DATE2016-06-02 14:47:02
AUTHORSMaria V. Triantaphyllou (1), Kosmas P. Pavlopoulos (2,3), Katerina Kouli (1), Olga Koukousioura (4), Margarita D. Dimiza (1), Elina Aidona (5), George Syrides (4), Alexandra Gogou (6), Aristomenis P. Karageorgis (6), Stella Kyrikou (1), Aggelos Pallikarakis (7), Odysseas Archontikis (1), Jean-philippe Goiran (8), Christos Anagnostou (6), Eric Fouache (2)
  1. University Of Athens, Faculty Of Geology And Geoenvironment, Department Of Historical Geology-paleontology Athens (Greece)
  2. Paris-sorbonne University Abu Dhabi, Department Of Geography And Planning-umr 8185 Enec Abu-dhabi (United Arab Emirates)
  3. 3harokopion University Athens (Greece)
  4. Aristotle University Of Thessaloniki, School Of Geology, Department Of Geology Thessaloniki (Greece)
  5. Aristotle University Of Thessaloniki, School Of Geology, Department Of Geophysics Thessaloniki (Greece)
  6. Hellenic Centre For Marine Research, Institute Of Oceanography Athens (Greece)
  7. Agricultural University Of Athens, Department Of Natural Resources Management & Agricultural Engineering Athens (Greece)
  8. Centre National De La Recherche Scientifique (cnrs), Umr 5133-archéorient, Mom Lyon (France)
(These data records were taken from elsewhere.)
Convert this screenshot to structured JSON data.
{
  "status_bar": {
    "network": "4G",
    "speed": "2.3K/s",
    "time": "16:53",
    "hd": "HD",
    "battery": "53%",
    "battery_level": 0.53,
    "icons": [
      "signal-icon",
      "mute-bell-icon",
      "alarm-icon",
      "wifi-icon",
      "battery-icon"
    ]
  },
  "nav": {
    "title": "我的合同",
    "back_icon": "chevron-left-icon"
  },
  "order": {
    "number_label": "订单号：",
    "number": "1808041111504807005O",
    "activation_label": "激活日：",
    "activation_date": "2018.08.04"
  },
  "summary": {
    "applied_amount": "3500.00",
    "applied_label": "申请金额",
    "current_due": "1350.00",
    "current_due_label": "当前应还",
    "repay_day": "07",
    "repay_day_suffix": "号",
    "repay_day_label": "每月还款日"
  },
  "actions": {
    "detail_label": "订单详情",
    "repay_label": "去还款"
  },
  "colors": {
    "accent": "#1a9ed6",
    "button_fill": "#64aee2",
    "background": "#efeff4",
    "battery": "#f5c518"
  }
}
ABSTRACTThe joint application of benthic foraminifera, pollen and non-pollen palynomorphs, molluscs and magnetic susceptibility analyses in Piraeus coastal plain deposits resulted in the detailed study of palaeoenvironmental evolution of the area during the Holocene. The main factors that feature the evolution of the Piraeus coastal landscape have been described as the relative sea level rise in the Holocene due to glacio-hydro-isostatic changes, the tectonic stability of the area and the progradation of deltaic fans. Benthic foraminiferal assemblages at the lower part of the sequence revealed the dominance of Ammonia tepida coupled with increased presence of Haynesina germanica and molluscan species Cerastoderma glaucum, Abra spp. and Hydrobiidae, suggesting a typical inner lagoonal environment after 8700 BP. In the same interval, palynomorphs indicate soil erosion and increased riverine runoff. The high values of magnetic susceptibility confirm closed lagoon paleoenvironmental conditions. A gradually improved communication with the sea is recorded till 7800 BP, in the Early Neolithic. In the pollen spectra, the profound short-lived abundance peak of Abies and Artemisia may be related to a climatic deterioration event; the increase of Cerealia-type towards the upper part of this unit signals the first farming communities in the area. Between 6800 and 5400 yr cal. BP, benthic foraminiferal assemblages and mollusc fauna suggest a shallow marine palaeoenvironment. In accordance, magnetic susceptibility values are low indicating the presence of marine deposits. Apparently, in this period Piraeus was an island in the centre of a wide shallow marine bay. Since about 4800 BP a closed oligohaline lagoon is once more evidenced that was used for grazing, as indicated by the coprophilous fungal remains of Sordaria and parasites. The human presence is inevitably detected since the Early Bronze Age by the increase of cultivars like Cerealia-type and Olea. After 2800 BP a marshy oligohaline depositional environment has been established. Magnetic susceptibility shows maximum values, thus implying both fresh water input and anthropogenic impacts. Cultivation and pastoral activities appear intensified during the Antiquity. A comparison with a well dated marine record recovered from the nearby shallow bay of Elefsis, contributes to accurate estimations for the sea level rise rate in inner Saronikos gulf during the Holocene. At Elefsis bay the transition from aragonite-rich palaeolake sediments to fine-grained marine aluminosilicates marks the period when sea flooded the area.